Why has Pakistan not had a census in 18 years?
Now that the country will have a census after 18 years, doubts are already being expressed about the accuracy of the data that will be collected.
Farooq Sattar, MNA and former Karachi mayor, says that the census should not be influenced by the landlords as the census commission is very close to the landlords and there should be no injustice with the people living in Sindh’s urban areas.
Mir Hasil Bizenjo, the chief of the National Party and the incumbent federal minister for ports and shipping, has said that the census should be put off in Balochistan and Khyber-Pakhtunkhwa (K-P) till the four million Afghan refugees return to Afghanistan and all the Baloch who have gone into exile return, else the Baloch population will be under-reported.
There is some merit in these arguments.
During the floods in the rural areas of Punjab and Sindh, social workers noted that many women had more than 10 children (in some cases even more than 15), but many men and women did not know how many children they had. So, if asked about the number of children in their families, how will the census tabulators know what to record?
Being locals, they will be tempted to exaggerate the figures, knowing that recording more people in their districts will mean more funds for development in their areas. This will, of course, render the entire exercise meaningless. As a result, urban areas will not get their due share of the development budget that they would otherwise be entitled to.
“How many children do you have, Allah Ditta?”
“15, 16 or 17, I’m not sure.”
“Okay, 17, all boys?”
“No, maybe 10 boys and seven girls.”
So, the enumerator will record that Allah Ditta has 10 male and seven female children. Assuming that out of 200 million Pakistanis, the Allah Dittas number at least 50 million, the data will be skewed in favour of rural areas and will not be accurate. This has probably been happening in all past censuses.
Urban dwellers, on the other hand, are all registered with the National Database & Registration Authority (NADRA). They have to report the births of their children immediately to the authorities, so they cannot claim to have 15 or 17 children.
But holding a census (even a flawed one) is vital for the country. The government needs the census data to plan for development, allocation of resources, and formulation of policies to cater to the different needs of its citizens. The census reveals the exact number of seats each city can have in the national and provincial assemblies.
The census will determine, for instance, if the number of people in rural areas has increased or decreased (as a percentage of the population). This is necessary specially for Karachi, where it is widely felt that more than half of Sindh’s population lives in the city, whereas for planning and development purposes, it is taken as having less than a third of the province’s population.
The census will also determine the percentage of minorities in the country. I have often heard some people say that the number of non-Muslims in the country is increasing rapidly and Muslims will soon be outnumbered by others.
The 2011 census in India, for example, laid to rest the fear among Hindutva extremists that the Muslim population in India is exploding at an exponential rate.

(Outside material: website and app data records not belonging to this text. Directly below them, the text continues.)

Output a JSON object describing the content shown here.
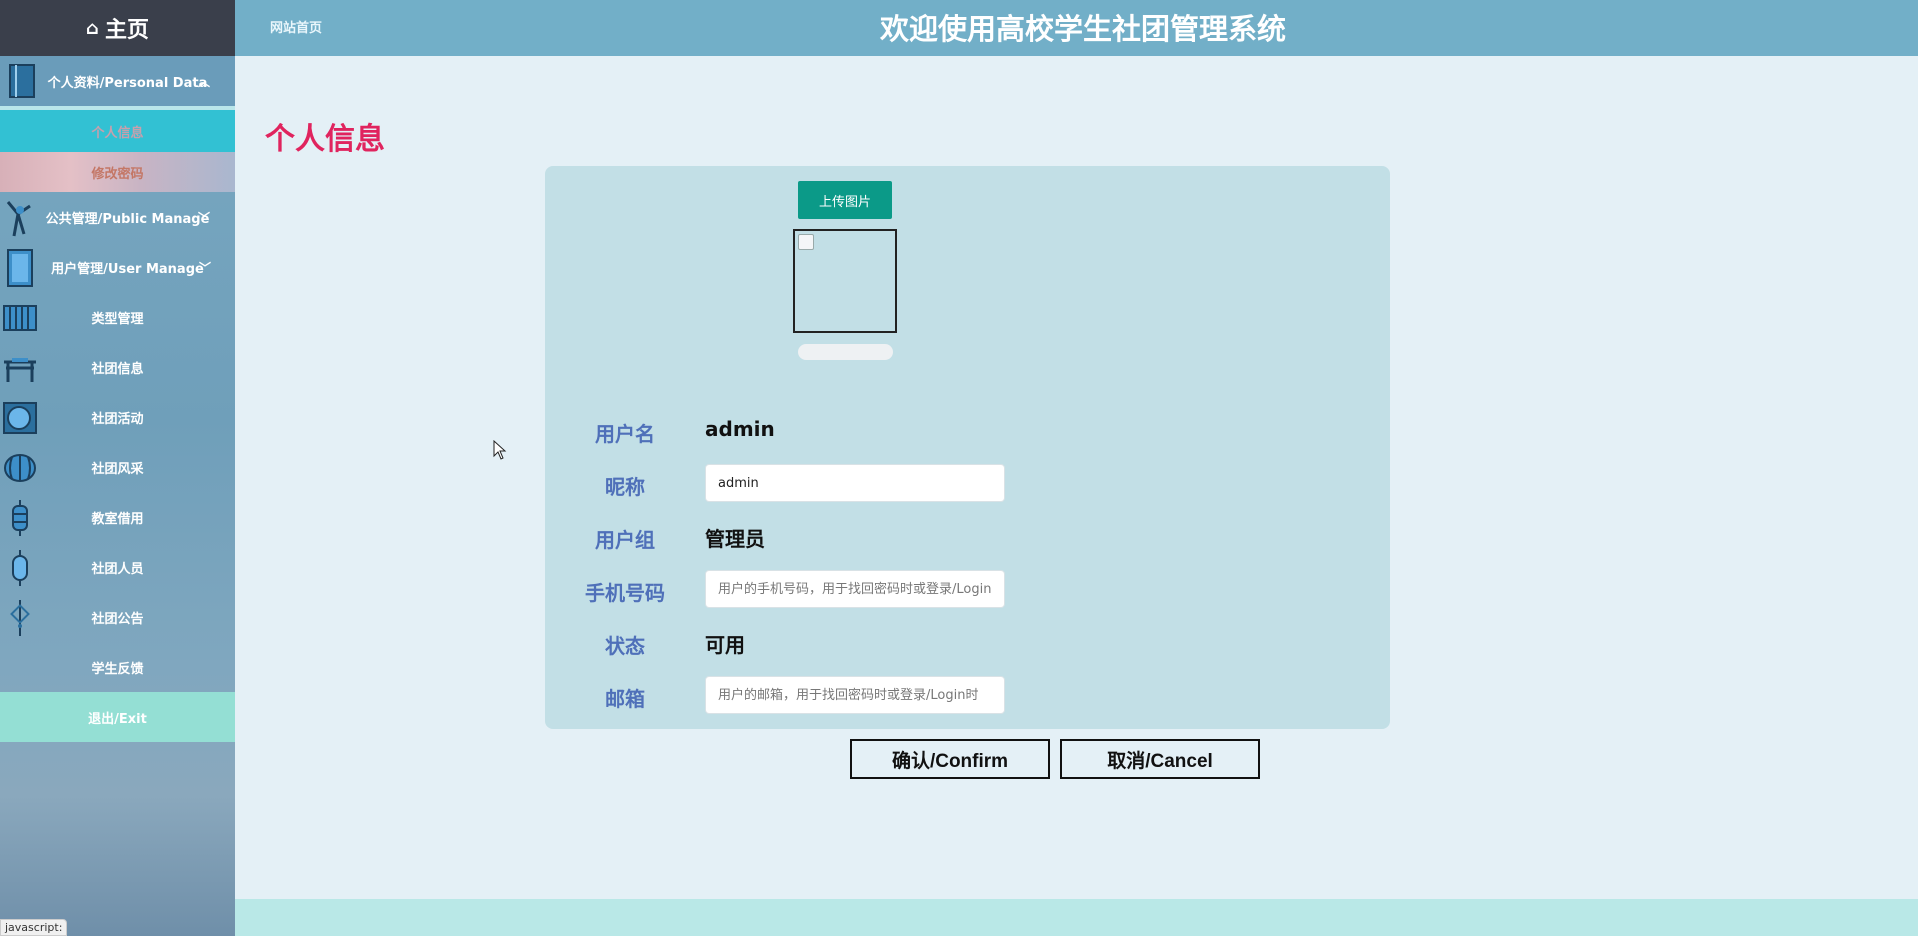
{
  "sidebar": {
    "brand_label": "主页",
    "personal_group": "个人资料/Personal Data",
    "personal_info": "个人信息",
    "change_password": "修改密码",
    "public_manage": "公共管理/Public Manage",
    "user_manage": "用户管理/User Manage",
    "items": [
      "类型管理",
      "社团信息",
      "社团活动",
      "社团风采",
      "教室借用",
      "社团人员",
      "社团公告",
      "学生反馈"
    ],
    "exit_label": "退出/Exit"
  },
  "header": {
    "site_home": "网站首页",
    "title": "欢迎使用高校学生社团管理系统"
  },
  "page": {
    "title": "个人信息",
    "upload_label": "上传图片"
  },
  "form": {
    "username_label": "用户名",
    "username_value": "admin",
    "nickname_label": "昵称",
    "nickname_value": "admin",
    "group_label": "用户组",
    "group_value": "管理员",
    "phone_label": "手机号码",
    "phone_placeholder": "用户的手机号码，用于找回密码时或登录/Login时",
    "status_label": "状态",
    "status_value": "可用",
    "email_label": "邮箱",
    "email_placeholder": "用户的邮箱，用于找回密码时或登录/Login时"
  },
  "actions": {
    "confirm": "确认/Confirm",
    "cancel": "取消/Cancel"
  },
  "status_bar": "javascript:",
  "colors": {
    "accent_title": "#e0245e",
    "header_bg": "#72afc8",
    "upload_btn": "#0b9a88",
    "label_blue": "#4f70b9"
  }
}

At the rate the Indian Muslim population is growing, Muslims will always be around 15% of the total Indian population for at least another 100 years.

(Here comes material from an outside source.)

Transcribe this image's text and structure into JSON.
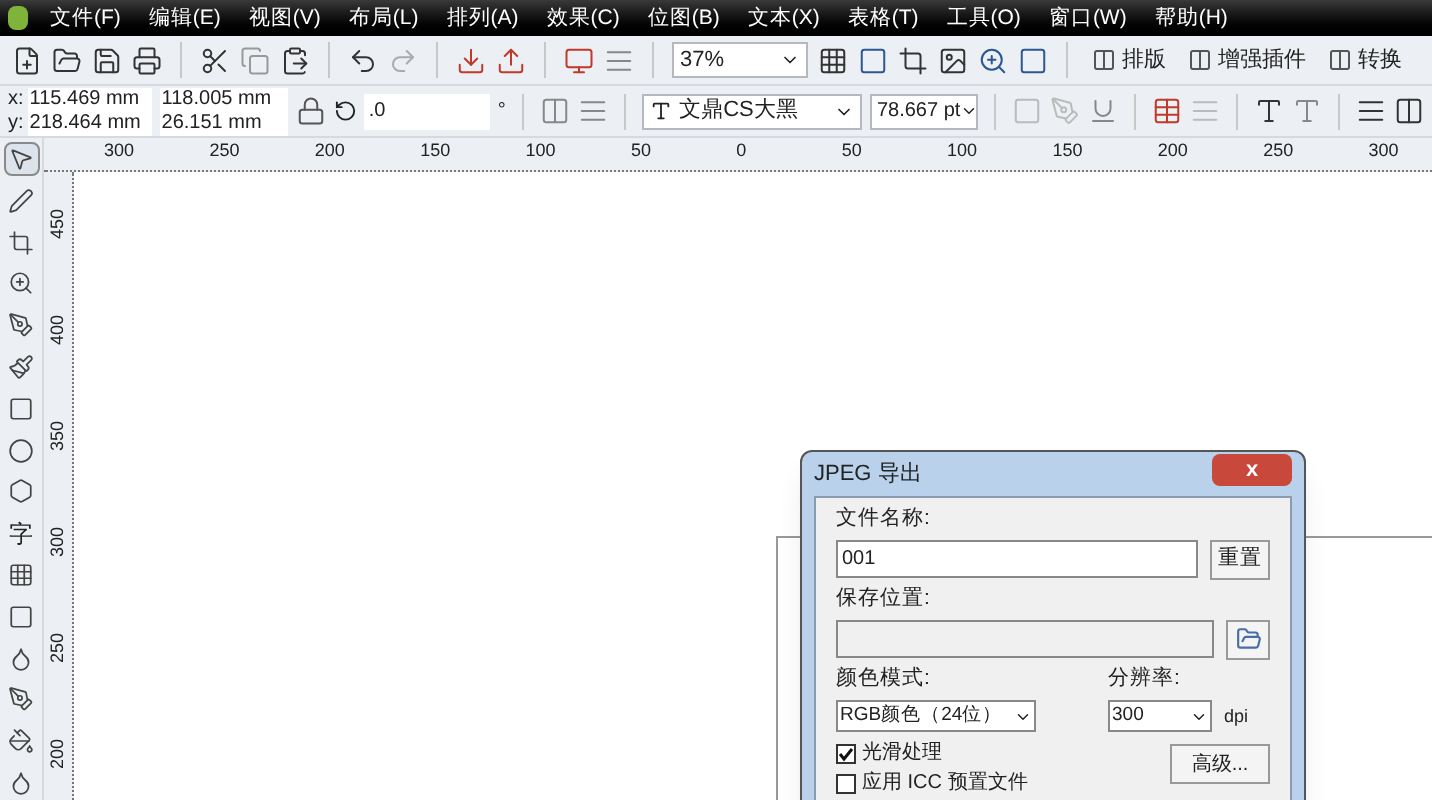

But in spite of all the doubts, I feel that the government should go ahead and hold the census in March this year. Despite inaccuracies, it will at least give us a fairly good idea of the state of the country and the direction in which it is headed.

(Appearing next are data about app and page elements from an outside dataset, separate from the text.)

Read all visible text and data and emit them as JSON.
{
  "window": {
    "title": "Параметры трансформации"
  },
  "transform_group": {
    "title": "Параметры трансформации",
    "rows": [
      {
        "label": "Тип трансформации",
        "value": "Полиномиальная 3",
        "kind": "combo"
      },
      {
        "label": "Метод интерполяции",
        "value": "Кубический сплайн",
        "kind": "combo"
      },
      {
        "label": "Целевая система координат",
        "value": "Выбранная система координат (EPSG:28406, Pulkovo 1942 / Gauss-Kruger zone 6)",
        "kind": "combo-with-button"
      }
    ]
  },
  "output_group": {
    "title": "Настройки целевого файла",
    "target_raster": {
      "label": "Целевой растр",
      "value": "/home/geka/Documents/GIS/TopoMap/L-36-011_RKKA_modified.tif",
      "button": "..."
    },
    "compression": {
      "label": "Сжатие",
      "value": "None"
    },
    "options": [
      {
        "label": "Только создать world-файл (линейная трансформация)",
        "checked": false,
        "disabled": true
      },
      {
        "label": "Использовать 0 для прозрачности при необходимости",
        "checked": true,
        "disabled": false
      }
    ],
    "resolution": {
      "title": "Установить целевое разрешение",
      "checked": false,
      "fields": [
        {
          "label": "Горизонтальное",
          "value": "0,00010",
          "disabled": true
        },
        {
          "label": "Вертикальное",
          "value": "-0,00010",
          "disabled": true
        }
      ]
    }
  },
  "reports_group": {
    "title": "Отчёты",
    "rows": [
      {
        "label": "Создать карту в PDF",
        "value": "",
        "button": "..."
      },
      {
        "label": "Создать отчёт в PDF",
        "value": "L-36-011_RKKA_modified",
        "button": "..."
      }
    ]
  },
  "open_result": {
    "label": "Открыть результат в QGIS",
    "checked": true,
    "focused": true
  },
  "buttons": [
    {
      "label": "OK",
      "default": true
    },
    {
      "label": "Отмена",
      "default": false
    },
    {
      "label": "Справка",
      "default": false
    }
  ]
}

The views expressed by the writer and the reader comments do not necessarily reflect the views and policies of The Express Tribune.